Data extracted from a collection:
══════

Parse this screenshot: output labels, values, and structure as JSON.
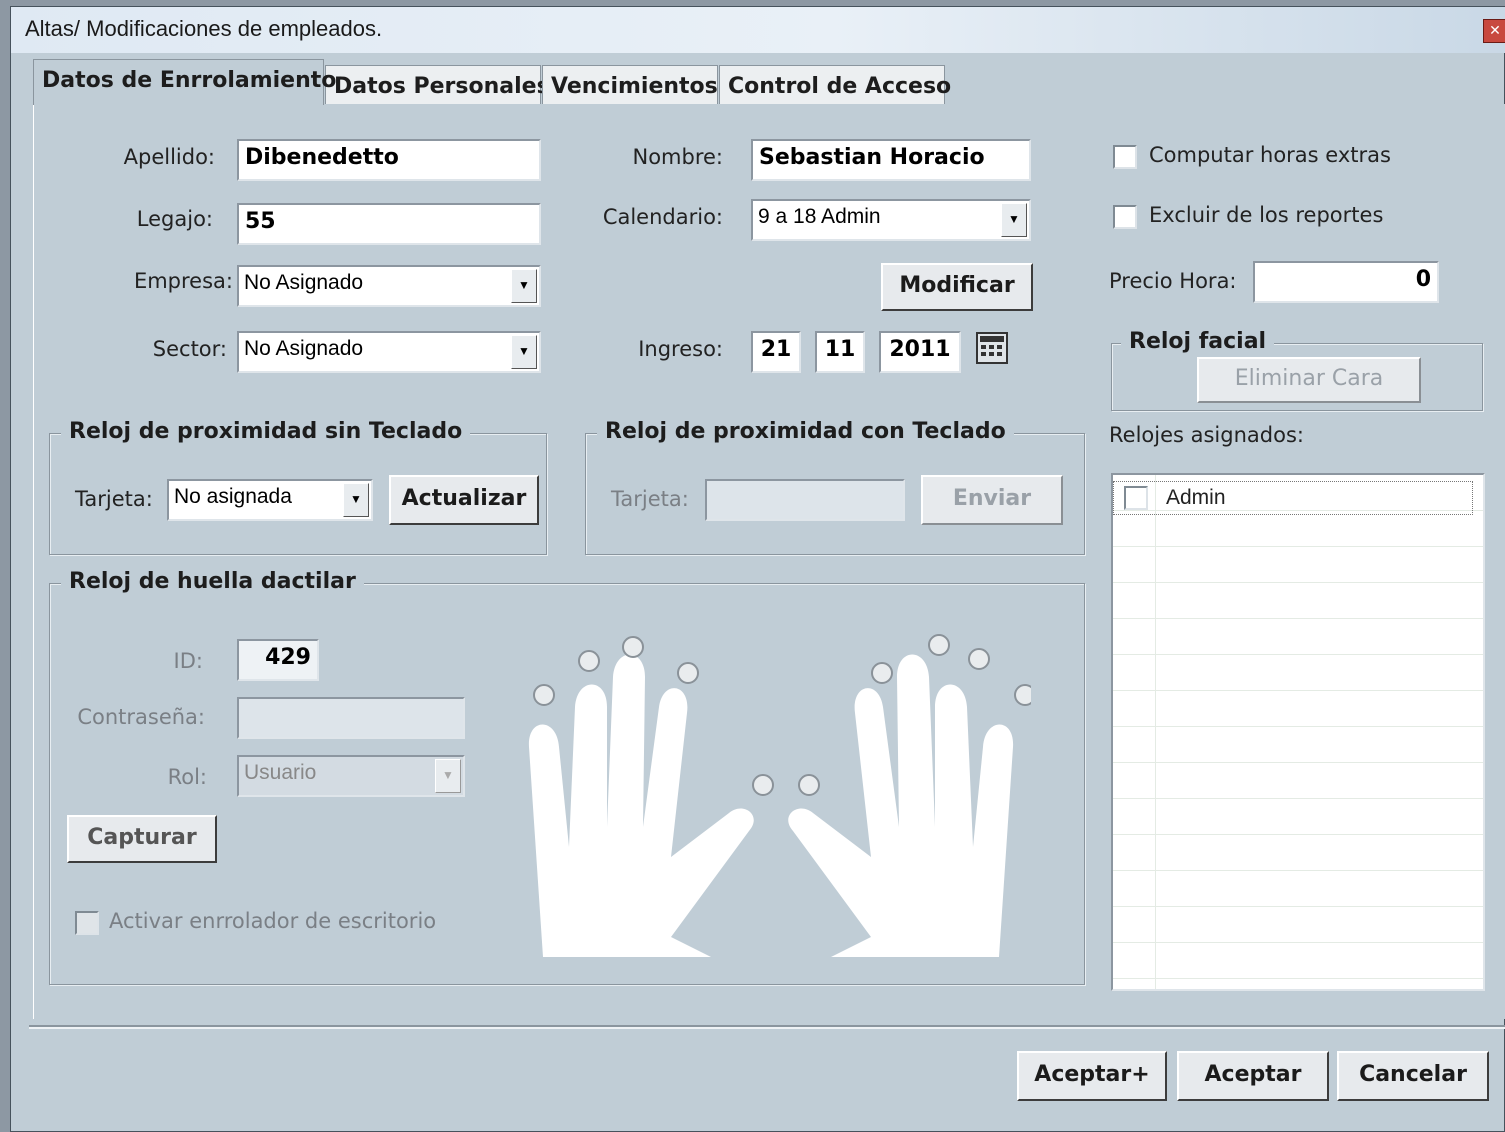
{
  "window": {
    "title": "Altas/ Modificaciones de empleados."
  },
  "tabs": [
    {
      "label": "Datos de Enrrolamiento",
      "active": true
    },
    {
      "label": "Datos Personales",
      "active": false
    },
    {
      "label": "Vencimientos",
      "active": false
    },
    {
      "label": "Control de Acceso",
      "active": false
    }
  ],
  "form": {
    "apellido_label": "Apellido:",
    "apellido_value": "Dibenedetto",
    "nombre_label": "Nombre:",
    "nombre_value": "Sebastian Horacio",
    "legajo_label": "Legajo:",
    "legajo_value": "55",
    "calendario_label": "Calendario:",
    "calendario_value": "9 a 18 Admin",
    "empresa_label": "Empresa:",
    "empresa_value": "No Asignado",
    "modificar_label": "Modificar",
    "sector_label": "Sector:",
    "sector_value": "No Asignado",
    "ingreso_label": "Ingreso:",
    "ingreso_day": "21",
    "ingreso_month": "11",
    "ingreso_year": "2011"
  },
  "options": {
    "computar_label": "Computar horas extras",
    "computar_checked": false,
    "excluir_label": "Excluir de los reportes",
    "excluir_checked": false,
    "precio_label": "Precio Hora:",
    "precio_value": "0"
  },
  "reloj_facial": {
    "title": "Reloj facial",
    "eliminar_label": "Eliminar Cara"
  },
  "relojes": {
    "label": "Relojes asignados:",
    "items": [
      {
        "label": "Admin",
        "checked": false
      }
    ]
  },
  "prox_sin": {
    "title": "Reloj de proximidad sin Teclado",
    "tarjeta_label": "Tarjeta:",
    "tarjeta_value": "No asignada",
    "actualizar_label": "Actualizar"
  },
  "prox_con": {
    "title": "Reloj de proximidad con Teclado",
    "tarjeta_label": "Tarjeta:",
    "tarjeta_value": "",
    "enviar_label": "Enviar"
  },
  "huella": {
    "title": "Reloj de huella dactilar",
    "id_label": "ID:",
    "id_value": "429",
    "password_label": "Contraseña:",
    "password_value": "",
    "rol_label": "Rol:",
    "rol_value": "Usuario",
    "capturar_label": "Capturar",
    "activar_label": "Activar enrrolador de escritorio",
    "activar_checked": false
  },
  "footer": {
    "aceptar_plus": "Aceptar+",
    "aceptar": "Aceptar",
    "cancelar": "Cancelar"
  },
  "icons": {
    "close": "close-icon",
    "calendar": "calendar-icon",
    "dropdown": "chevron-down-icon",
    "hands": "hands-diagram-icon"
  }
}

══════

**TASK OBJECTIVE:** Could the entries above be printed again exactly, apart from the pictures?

**RESULT:**
Parse this screenshot: output labels, values, and structure as JSON.
{
  "window": {
    "title": "Altas/ Modificaciones de empleados."
  },
  "tabs": [
    {
      "label": "Datos de Enrrolamiento",
      "active": true
    },
    {
      "label": "Datos Personales",
      "active": false
    },
    {
      "label": "Vencimientos",
      "active": false
    },
    {
      "label": "Control de Acceso",
      "active": false
    }
  ],
  "form": {
    "apellido_label": "Apellido:",
    "apellido_value": "Dibenedetto",
    "nombre_label": "Nombre:",
    "nombre_value": "Sebastian Horacio",
    "legajo_label": "Legajo:",
    "legajo_value": "55",
    "calendario_label": "Calendario:",
    "calendario_value": "9 a 18 Admin",
    "empresa_label": "Empresa:",
    "empresa_value": "No Asignado",
    "modificar_label": "Modificar",
    "sector_label": "Sector:",
    "sector_value": "No Asignado",
    "ingreso_label": "Ingreso:",
    "ingreso_day": "21",
    "ingreso_month": "11",
    "ingreso_year": "2011"
  },
  "options": {
    "computar_label": "Computar horas extras",
    "computar_checked": false,
    "excluir_label": "Excluir de los reportes",
    "excluir_checked": false,
    "precio_label": "Precio Hora:",
    "precio_value": "0"
  },
  "reloj_facial": {
    "title": "Reloj facial",
    "eliminar_label": "Eliminar Cara"
  },
  "relojes": {
    "label": "Relojes asignados:",
    "items": [
      {
        "label": "Admin",
        "checked": false
      }
    ]
  },
  "prox_sin": {
    "title": "Reloj de proximidad sin Teclado",
    "tarjeta_label": "Tarjeta:",
    "tarjeta_value": "No asignada",
    "actualizar_label": "Actualizar"
  },
  "prox_con": {
    "title": "Reloj de proximidad con Teclado",
    "tarjeta_label": "Tarjeta:",
    "tarjeta_value": "",
    "enviar_label": "Enviar"
  },
  "huella": {
    "title": "Reloj de huella dactilar",
    "id_label": "ID:",
    "id_value": "429",
    "password_label": "Contraseña:",
    "password_value": "",
    "rol_label": "Rol:",
    "rol_value": "Usuario",
    "capturar_label": "Capturar",
    "activar_label": "Activar enrrolador de escritorio",
    "activar_checked": false
  },
  "footer": {
    "aceptar_plus": "Aceptar+",
    "aceptar": "Aceptar",
    "cancelar": "Cancelar"
  },
  "icons": {
    "close": "close-icon",
    "calendar": "calendar-icon",
    "dropdown": "chevron-down-icon",
    "hands": "hands-diagram-icon"
  }
}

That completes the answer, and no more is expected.